Kathleen can do it. So can you!
3. “Don’t tell me I have to exercise,” groaned more than one writer-friend on Facebook.
Yes, I’ve got triple good news for you. You do have to exercise once you get over your initial agony, or to prevent it in the first place. Exercise and education reduce your risk of a back pain episode by 25 to 40 percent, as shown in a 2016 meta-analysis by Dr. Daniel Steffens and colleagues at the University of Sydney. They considered 21 randomized control trials of 30,850 people.6

There’s no hard evidence on which type or amount of exercise is best. “It seems to matter less exactly what type of exercise you do than that you do it in a regular way,” said Dr. Timothy S. Carey, a physician at the University of North Carolina at Chapel Hill, who co-authored a commentary on the mega-study by Steffens.

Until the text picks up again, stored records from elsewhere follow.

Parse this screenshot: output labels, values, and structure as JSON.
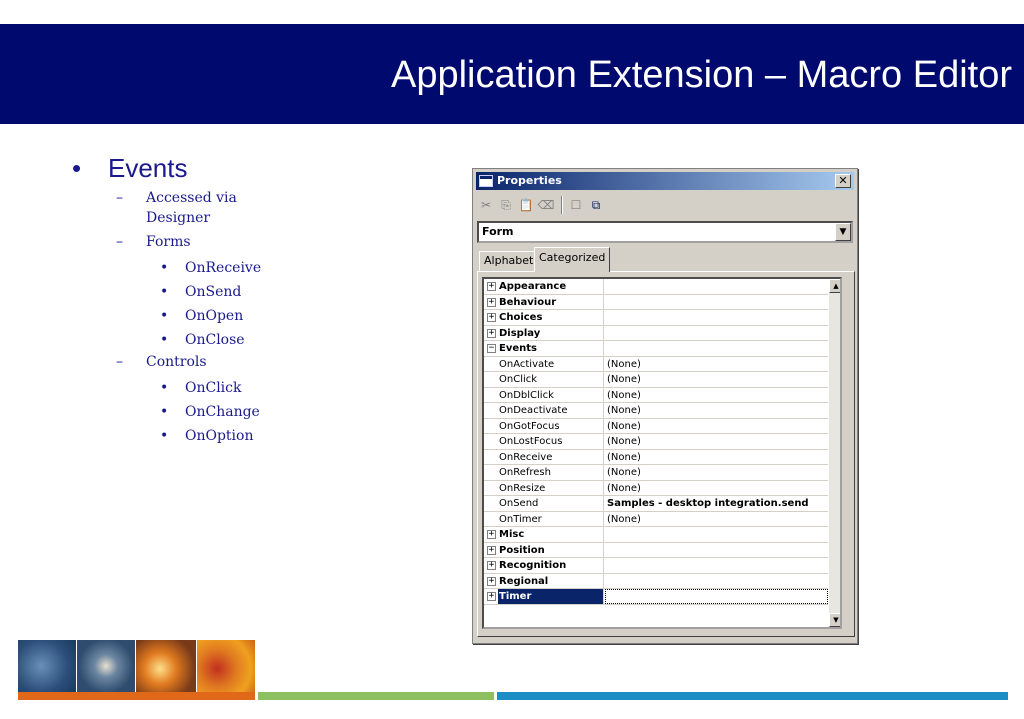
{
  "slide": {
    "title": "Application Extension – Macro Editor"
  },
  "outline": {
    "heading": "Events",
    "bullet": "•",
    "dash": "–",
    "items": [
      {
        "label": "Accessed via Designer",
        "children": []
      },
      {
        "label": "Forms",
        "children": [
          "OnReceive",
          "OnSend",
          "OnOpen",
          "OnClose"
        ]
      },
      {
        "label": "Controls",
        "children": [
          "OnClick",
          "OnChange",
          "OnOption"
        ]
      }
    ]
  },
  "properties_window": {
    "title": "Properties",
    "close_glyph": "✕",
    "toolbar_icons": [
      "cut-icon",
      "copy-icon",
      "paste-icon",
      "eraser-icon",
      "checkbox-icon",
      "pages-icon"
    ],
    "toolbar_glyphs": [
      "✂",
      "⎘",
      "📋",
      "⌫",
      "☐",
      "⧉"
    ],
    "object_selector": {
      "value": "Form",
      "arrow": "▼"
    },
    "tabs": [
      {
        "label": "Alphabetic",
        "active": false
      },
      {
        "label": "Categorized",
        "active": true
      }
    ],
    "expand_glyph": "+",
    "collapse_glyph": "−",
    "rows": [
      {
        "kind": "category",
        "expanded": false,
        "name": "Appearance",
        "value": ""
      },
      {
        "kind": "category",
        "expanded": false,
        "name": "Behaviour",
        "value": ""
      },
      {
        "kind": "category",
        "expanded": false,
        "name": "Choices",
        "value": ""
      },
      {
        "kind": "category",
        "expanded": false,
        "name": "Display",
        "value": ""
      },
      {
        "kind": "category",
        "expanded": true,
        "name": "Events",
        "value": ""
      },
      {
        "kind": "property",
        "name": "OnActivate",
        "value": "(None)"
      },
      {
        "kind": "property",
        "name": "OnClick",
        "value": "(None)"
      },
      {
        "kind": "property",
        "name": "OnDblClick",
        "value": "(None)"
      },
      {
        "kind": "property",
        "name": "OnDeactivate",
        "value": "(None)"
      },
      {
        "kind": "property",
        "name": "OnGotFocus",
        "value": "(None)"
      },
      {
        "kind": "property",
        "name": "OnLostFocus",
        "value": "(None)"
      },
      {
        "kind": "property",
        "name": "OnReceive",
        "value": "(None)"
      },
      {
        "kind": "property",
        "name": "OnRefresh",
        "value": "(None)"
      },
      {
        "kind": "property",
        "name": "OnResize",
        "value": "(None)"
      },
      {
        "kind": "property",
        "name": "OnSend",
        "value": "Samples - desktop integration.send",
        "bold": true
      },
      {
        "kind": "property",
        "name": "OnTimer",
        "value": "(None)"
      },
      {
        "kind": "category",
        "expanded": false,
        "name": "Misc",
        "value": ""
      },
      {
        "kind": "category",
        "expanded": false,
        "name": "Position",
        "value": ""
      },
      {
        "kind": "category",
        "expanded": false,
        "name": "Recognition",
        "value": ""
      },
      {
        "kind": "category",
        "expanded": false,
        "name": "Regional",
        "value": ""
      },
      {
        "kind": "category",
        "expanded": false,
        "name": "Timer",
        "value": "",
        "selected": true
      }
    ],
    "scroll_up": "▲",
    "scroll_down": "▼"
  },
  "colors": {
    "banner": "#000a6e",
    "outline_text": "#1a1a8c",
    "selection": "#0a246a"
  }
}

So choose exercise that you like, and do it. Cardio, core, strength training, flexibility, and working your upper and lower limbs were all included in that mega-study.

Since we’re all busy, I developed a three-pronged exercise program where you can even work on your strength and flexibility in bed, at work, and while watching TV. My program is meant to be accessible to everyone. Look at my friend Kathleen. She’s a senior citizen, and she’s hitting it hard. With my book!

Click cover to preorder e-book now for a special price of $5.99 (regular price $9.99).
Direct Amazon.com link here.
Bottom line: most of us will get back pain sooner or later. As someone who loves words, you’re already at at advantage to prevent it through education. Keep reading and start moving, and you'll save your energy for more fun stuff like cat detectives and hard-bitten thrillers.


1 Deyo RA, Tsui-Wu YJ. Descriptive epidemiology of low-back pain and its related medical care in the United States. Spine. 1987; 12:264.
2 Cassidy JD, Carroll LJ, Côté P. The Saskatchewan health and back pain survey. The prevalence of low back pain and related disability in Saskatchewan adults. Spine. 1998; 23:1860.
3 Chen SM, Liu MF, Cook J et al. Sedentary lifestyle as a risk factor for low back pain: a systematic review. International Archives of Occupational and Environmental Health. 2009 Jul, 82(7): 797-806
4 Lee I, Shiroma EJ, Lobelo F et al. Effect of physical inactivity on major non-communicable diseases worldwide: an analysis of burden of disease and life expectancy. The Lancet. 380(9838): 219-229
5 Deyo RA, Weinstein JN. Low back pain. N Engl J Med 2001;344: 363-70
6 Steffens D, Maher CG, Pereira LS, et al. Prevention of Low Back Pain: A Systematic Review and Meta-analysis. JAMA Intern Med. 2016 Jan 11:1-10. doi: 10.1001/jamainternmed.2015.7431.